This recent warmer weather is now drawing people into their backyards, where they catch their first glimpse of the condition of their wooden decks. And for many, it ain’t a pretty sight.
If you don’t like the deck you see, your first instinct might be to stain or paint it, thinking it will cover-up all your problems, so you can go on enjoying it again. Oh, if only life were that easy.
In a recent national survey, it was revealed that when it comes to critical activities adults are most negligent about, ‘not staining their deck’ was ranked at the top, 2nd only to ‘not flossing’. OK, so I totally made that up. But, you get the idea. We know that not staining a deck frequently enough will lead to rotted wood and costly repairs, just as we know that not flossing will lead to rotted teeth and dentists driving late-model cars.

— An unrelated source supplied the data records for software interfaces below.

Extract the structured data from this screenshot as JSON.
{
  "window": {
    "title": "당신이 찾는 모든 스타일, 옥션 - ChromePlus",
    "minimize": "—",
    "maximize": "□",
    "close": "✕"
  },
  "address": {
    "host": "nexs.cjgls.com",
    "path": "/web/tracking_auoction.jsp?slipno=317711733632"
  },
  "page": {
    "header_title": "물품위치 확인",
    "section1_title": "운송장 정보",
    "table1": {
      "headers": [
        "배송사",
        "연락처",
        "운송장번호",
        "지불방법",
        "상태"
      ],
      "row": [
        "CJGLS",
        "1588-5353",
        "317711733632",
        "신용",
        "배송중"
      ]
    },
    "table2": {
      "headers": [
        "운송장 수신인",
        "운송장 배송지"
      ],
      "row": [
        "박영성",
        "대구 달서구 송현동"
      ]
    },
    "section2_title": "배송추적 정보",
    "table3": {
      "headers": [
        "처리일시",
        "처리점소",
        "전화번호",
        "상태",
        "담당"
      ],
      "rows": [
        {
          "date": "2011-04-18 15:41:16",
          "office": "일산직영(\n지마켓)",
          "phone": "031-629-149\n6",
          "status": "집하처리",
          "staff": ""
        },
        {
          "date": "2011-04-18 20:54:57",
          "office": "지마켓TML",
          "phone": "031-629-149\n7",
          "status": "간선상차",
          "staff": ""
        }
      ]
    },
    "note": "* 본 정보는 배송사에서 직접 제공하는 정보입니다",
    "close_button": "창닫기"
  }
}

But, staining a deck does not come cheap, so you don’t want to have to do it very often. According to Home Depot, staining a deck costs the average homeowner $600-700. (And this time, I did NOT totally make that up!). The moral here is proper deck maintenance can save you money in the costs associated with staining your deck, just like flossing can save you money at the dentist and save your teeth.
So, here are 7 tips that will allow you to stain your deck less often:
Ever notice there’s more than just siding on the sides of your house, and you’ve gotten in the habit of trying real hard not to look at it? There’s strips of wood painted white, and in some places it’s peeling, rotting, or bulging. Maybe there’s some places where there are whole chunks missing, creating what looks like a hole to you, but is actually the front door of another home –for insects, birds, small animals, or who-knows-what kind of life form.
We find there are usually 2 reasons homeowners avert their eyes from this painted woodwork and, frankly, neither of them is a good one. The first reason is that homeowners often do not have a clue who to call to fix it. We all know what happens whenever you call a window company — next thing you know you’ll have a pushy sales-type at your home trying to sell you on a multi-thousand dollar project of changing-out all the windows in your house. And calling a carpenter doesn’t seem right either, assuming the homeowner can even think of the name of someone who goes by that title since you-know-who about 2,000 years ago.
Most homeowners have an uneasy relationship with their decks. While they might have a beautiful home, they sometimes wonder why their deck has to look like something Huck Finn hitched to it after floating down the Mississippi River.They may never be at peace that it is completely right – maybe some of the boards have rotted, the top rails are dried-out and cracked, and that wobbly stair rail – is someone going to get hurt by that someday? And then there’s the guilt. If only they stained it its first year…or every five years…or ever at all.
Well, I have good news — you don’t have to love-hate your deck. You can just love it. But, it helps to make sure you’ve got the right one, or convert it to the right one when major repairs are in order. Here’s how to think about decks so you can stop thinking about, and start enjoying, yours.
Basically, there are four types of decks: